***** Given data
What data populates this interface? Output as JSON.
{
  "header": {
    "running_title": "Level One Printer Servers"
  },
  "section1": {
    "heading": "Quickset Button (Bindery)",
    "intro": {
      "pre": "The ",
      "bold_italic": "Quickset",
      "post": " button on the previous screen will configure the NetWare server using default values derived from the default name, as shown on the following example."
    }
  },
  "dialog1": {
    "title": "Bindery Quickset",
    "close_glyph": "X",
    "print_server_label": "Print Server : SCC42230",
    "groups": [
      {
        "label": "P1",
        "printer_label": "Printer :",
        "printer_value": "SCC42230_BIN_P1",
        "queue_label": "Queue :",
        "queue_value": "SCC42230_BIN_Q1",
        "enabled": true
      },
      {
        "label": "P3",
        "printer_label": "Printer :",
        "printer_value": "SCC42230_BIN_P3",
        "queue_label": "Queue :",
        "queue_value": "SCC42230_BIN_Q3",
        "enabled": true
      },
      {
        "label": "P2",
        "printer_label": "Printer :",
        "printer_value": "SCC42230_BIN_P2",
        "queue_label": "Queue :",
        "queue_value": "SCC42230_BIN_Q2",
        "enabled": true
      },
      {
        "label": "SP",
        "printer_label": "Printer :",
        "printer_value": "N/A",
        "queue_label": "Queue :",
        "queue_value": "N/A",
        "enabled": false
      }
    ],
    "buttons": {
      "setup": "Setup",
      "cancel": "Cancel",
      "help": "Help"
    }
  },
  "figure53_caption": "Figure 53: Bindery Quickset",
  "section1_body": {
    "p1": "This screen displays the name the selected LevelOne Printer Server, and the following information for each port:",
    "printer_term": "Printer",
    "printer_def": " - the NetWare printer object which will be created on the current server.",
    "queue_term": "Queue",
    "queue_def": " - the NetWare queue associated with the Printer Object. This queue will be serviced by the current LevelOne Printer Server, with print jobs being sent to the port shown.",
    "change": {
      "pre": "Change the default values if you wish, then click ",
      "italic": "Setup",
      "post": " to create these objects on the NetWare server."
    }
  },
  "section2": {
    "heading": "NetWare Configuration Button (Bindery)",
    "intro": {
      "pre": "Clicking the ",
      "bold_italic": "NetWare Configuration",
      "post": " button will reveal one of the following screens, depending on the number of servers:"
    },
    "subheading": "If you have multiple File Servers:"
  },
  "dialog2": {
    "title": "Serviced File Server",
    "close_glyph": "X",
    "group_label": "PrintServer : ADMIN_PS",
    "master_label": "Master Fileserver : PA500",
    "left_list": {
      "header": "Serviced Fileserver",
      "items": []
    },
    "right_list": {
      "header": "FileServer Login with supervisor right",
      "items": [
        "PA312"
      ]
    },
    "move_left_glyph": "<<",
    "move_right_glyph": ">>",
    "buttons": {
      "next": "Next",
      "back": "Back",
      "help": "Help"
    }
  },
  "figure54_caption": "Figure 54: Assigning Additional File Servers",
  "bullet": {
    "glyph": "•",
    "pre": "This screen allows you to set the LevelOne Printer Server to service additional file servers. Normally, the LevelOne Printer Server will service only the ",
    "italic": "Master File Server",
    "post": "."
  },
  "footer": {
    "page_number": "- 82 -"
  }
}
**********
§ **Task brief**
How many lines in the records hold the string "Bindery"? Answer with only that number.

§ **Task result**
4